I digress. Onto what I really want to talk about: Thoracic extension. The reason why some people, when they "lack it" and "can't snatch," or "avoid overhead positions," or some other excuse because they prefer to avoid proper, progressional loading specific for adaptation to a demand, or you know -- the SAID principle. Strength and conditioning, rehabilitation, and general exercise is based on this principle, yet it gets casted aside by bright colored tubes, spikey dog toys, a row of glued together rollerblade wheels that are rebranded as mobility tools. Ryan DeBell from The Movement Fix has a great joke about all of this, I'll let him tell it when he comes to Anchored Strength and Conditioning on July 30, 2017.
The only issue is, our thorax wasn't really meant to extend.
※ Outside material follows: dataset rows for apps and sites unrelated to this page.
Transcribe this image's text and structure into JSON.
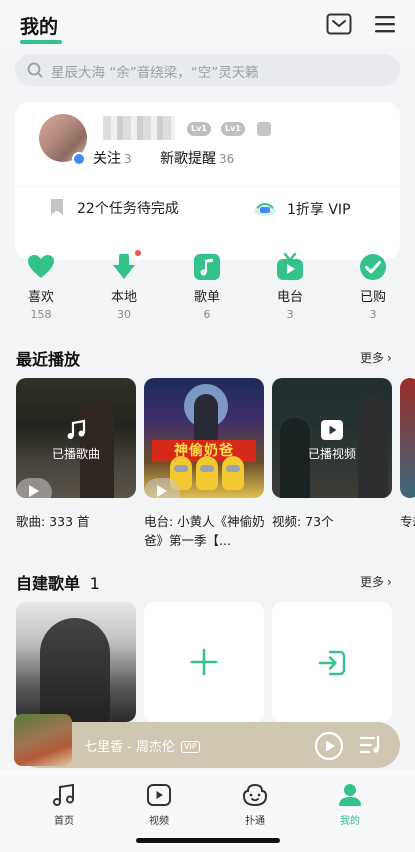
{
  "header": {
    "title": "我的"
  },
  "search": {
    "placeholder": "星辰大海 “余”音绕梁，“空”灵天籁"
  },
  "profile": {
    "level_badges": [
      "Lv1",
      "Lv1"
    ],
    "follow_label": "关注",
    "follow_count": "3",
    "newsong_label": "新歌提醒",
    "newsong_count": "36",
    "tasks_text": "22个任务待完成",
    "vip_text": "1折享 VIP"
  },
  "quick": [
    {
      "label": "喜欢",
      "count": "158",
      "icon": "heart-icon"
    },
    {
      "label": "本地",
      "count": "30",
      "icon": "download-icon"
    },
    {
      "label": "歌单",
      "count": "6",
      "icon": "music-note-icon"
    },
    {
      "label": "电台",
      "count": "3",
      "icon": "radio-icon"
    },
    {
      "label": "已购",
      "count": "3",
      "icon": "check-circle-icon"
    }
  ],
  "recent": {
    "title": "最近播放",
    "more": "更多",
    "cards": [
      {
        "overlay": "已播歌曲",
        "caption": "歌曲: 333 首"
      },
      {
        "poster_title": "神偷奶爸",
        "caption": "电台: 小黄人《神偷奶爸》第一季【..."
      },
      {
        "overlay": "已播视频",
        "caption": "视频: 73个"
      },
      {
        "caption": "专劫"
      }
    ]
  },
  "playlists": {
    "title": "自建歌单",
    "count": "1",
    "more": "更多"
  },
  "player": {
    "song": "七里香 - 周杰伦",
    "vip": "VIP"
  },
  "tabs": [
    {
      "label": "首页",
      "icon": "music-note-icon"
    },
    {
      "label": "视频",
      "icon": "video-icon"
    },
    {
      "label": "扑通",
      "icon": "face-icon"
    },
    {
      "label": "我的",
      "icon": "person-icon",
      "active": true
    }
  ],
  "colors": {
    "accent": "#33c38a",
    "red_dot": "#f25353"
  }
}
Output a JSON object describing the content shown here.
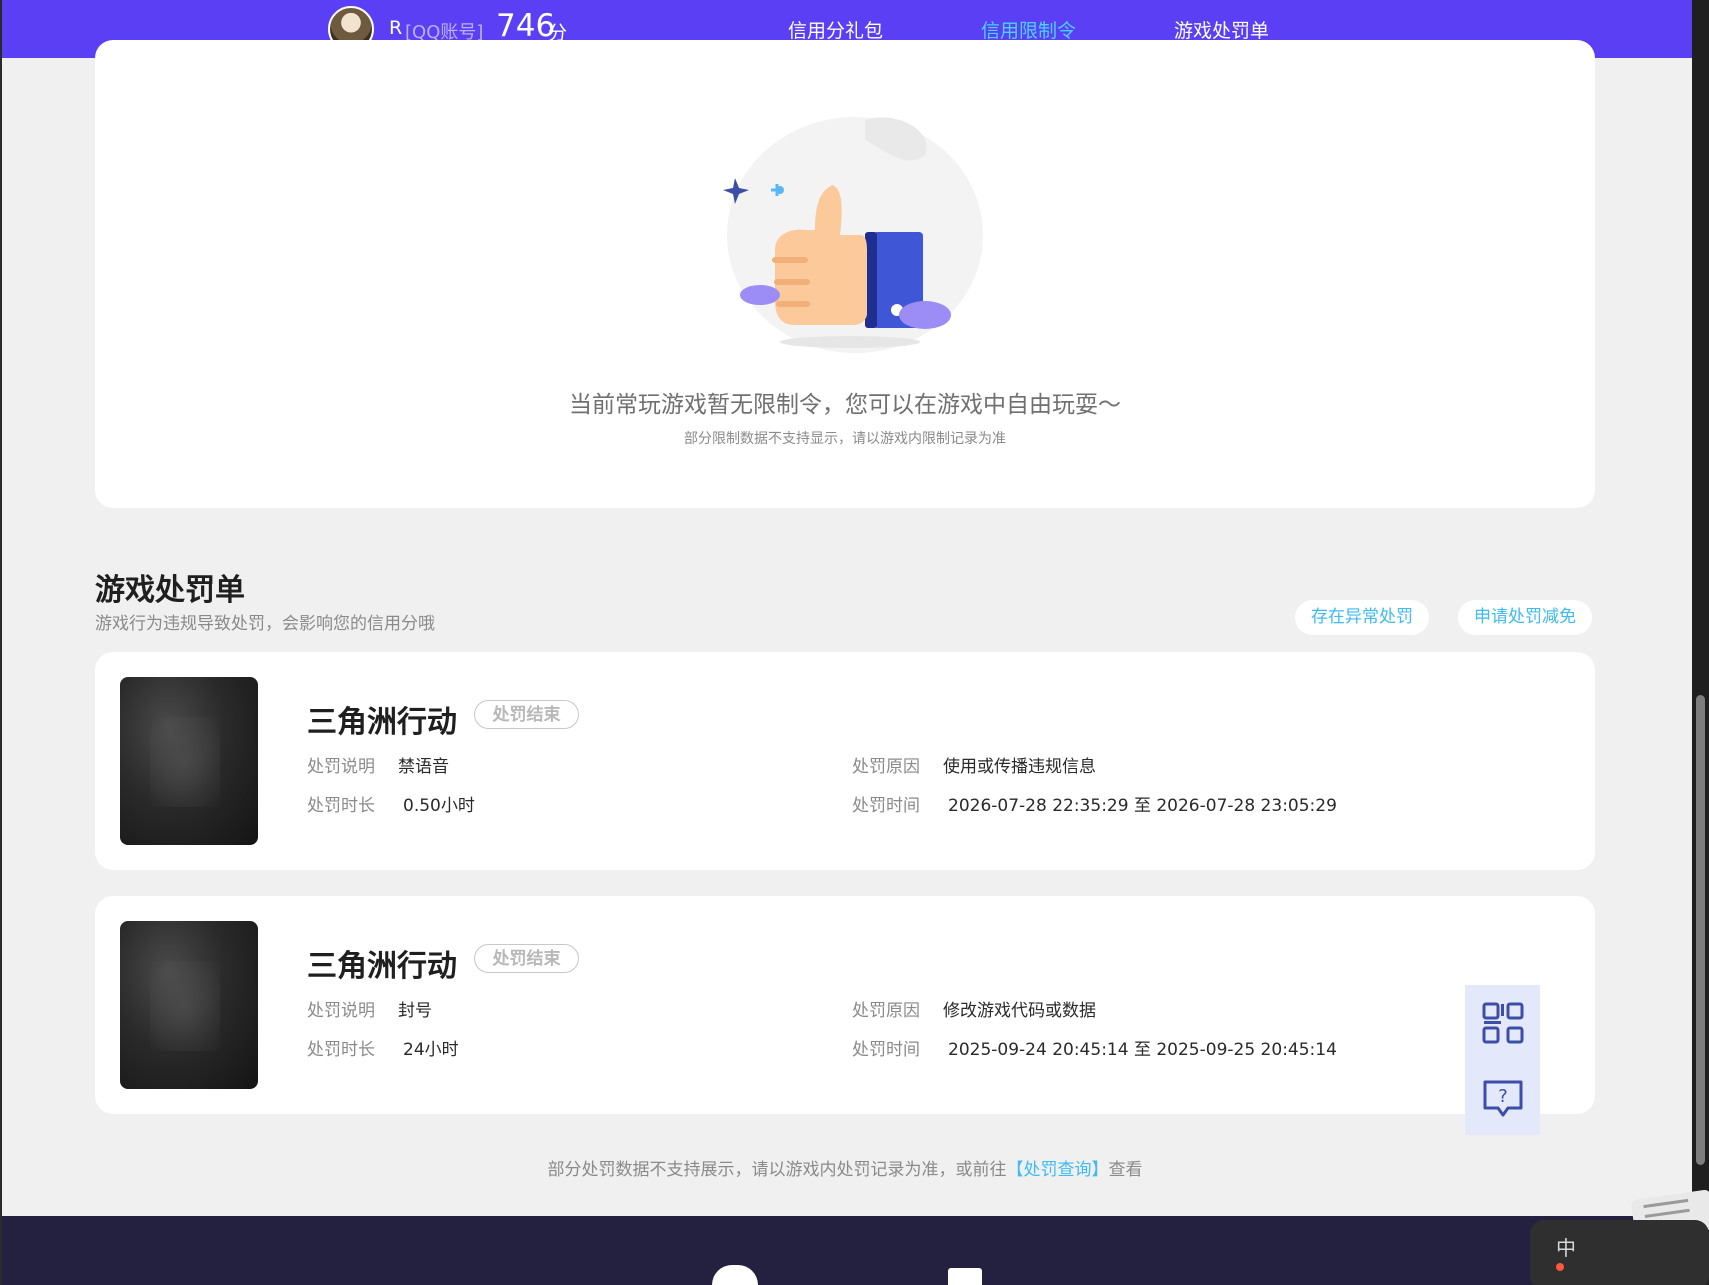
{
  "header": {
    "user_name": "R",
    "account_type": "[QQ账号]",
    "score": "746",
    "score_unit": "分",
    "tabs": [
      {
        "label": "信用分礼包",
        "active": false
      },
      {
        "label": "信用限制令",
        "active": true
      },
      {
        "label": "游戏处罚单",
        "active": false
      }
    ]
  },
  "restriction": {
    "empty_message": "当前常玩游戏暂无限制令，您可以在游戏中自由玩耍～",
    "empty_sub": "部分限制数据不支持显示，请以游戏内限制记录为准"
  },
  "penalty_section": {
    "title": "游戏处罚单",
    "subtitle": "游戏行为违规导致处罚，会影响您的信用分哦",
    "btn_abnormal": "存在异常处罚",
    "btn_appeal": "申请处罚减免"
  },
  "labels": {
    "desc": "处罚说明",
    "duration": "处罚时长",
    "reason": "处罚原因",
    "time": "处罚时间"
  },
  "penalties": [
    {
      "game": "三角洲行动",
      "status": "处罚结束",
      "desc": "禁语音",
      "duration": "0.50小时",
      "reason": "使用或传播违规信息",
      "time": "2026-07-28 22:35:29 至 2026-07-28 23:05:29"
    },
    {
      "game": "三角洲行动",
      "status": "处罚结束",
      "desc": "封号",
      "duration": "24小时",
      "reason": "修改游戏代码或数据",
      "time": "2025-09-24 20:45:14 至 2025-09-25 20:45:14"
    }
  ],
  "footer_note": {
    "before": "部分处罚数据不支持展示，请以游戏内处罚记录为准，或前往",
    "link": "【处罚查询】",
    "after": "查看"
  },
  "ime": {
    "label": "中"
  },
  "colors": {
    "header_bg": "#5a3ff5",
    "accent": "#49d3ff",
    "link": "#3dbbf2",
    "page_bg": "#f0f0f0",
    "footer_bg": "#24203f"
  },
  "icons": [
    "avatar",
    "thumbs-up-illustration",
    "game-cover",
    "qrcode-icon",
    "help-chat-icon",
    "wechat-icon",
    "ime-icon"
  ]
}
A study of CT imaging of the thoracic spine in flexion and extension showed that total movement was about 1-4 degrees at each segment with a total angle of 8 degrees in extension and 40 degrees in flexion. Keep in mind, this is over a span of 12 vertebrae. Not to mention this study's simulation of the rib cage and its role in compressional force transmission and decrease in spinal flexibility. Interestingly, that aforementioned study also classified 10 degrees of thoracic extension as "hyperextension."
That all being said, what do we as strength and conditioning coaches mean when we say, "chest up!" or "proud chest." Hopefully it can be as eloquently as Kevin Hart says it:
The reason was simpler than we thought: there isn't much there.
Instead, focus your energy on doing weighted drills towards the positions that you are wanting to achieve: your maximal extension and STAY THERE. Back to that silly ol' SAID principle. The link above from Quinn is also another great example of one using the coupled motion of shoulder flexion and thoracic extension that was mentioned in this study. The same study also notes that functional extension is only around 13 degrees (spread out over 12 vertebrae btw.) Interestingly, this study studied unilateral shoulder elevation and observed coupling of thoracic rotation and lateral flexion, rather than extension.
Playing devil's advocate, I think the foam roller is a great tactile tool that can allow you get more feedback on where you want to actively move around or towards.
So you're probably thinking, what now? Am I ever going to be able to go overhead? The answer is yes! Progressing your movements and actually doing them will be the best start. Activation and strengthening will be the only way you can stimulate a real lasting change. In the video below, we show a few different activation and strengthening exercises you can plug into your warm ups, super set into your warm up sets, or drills in between your lighter training days.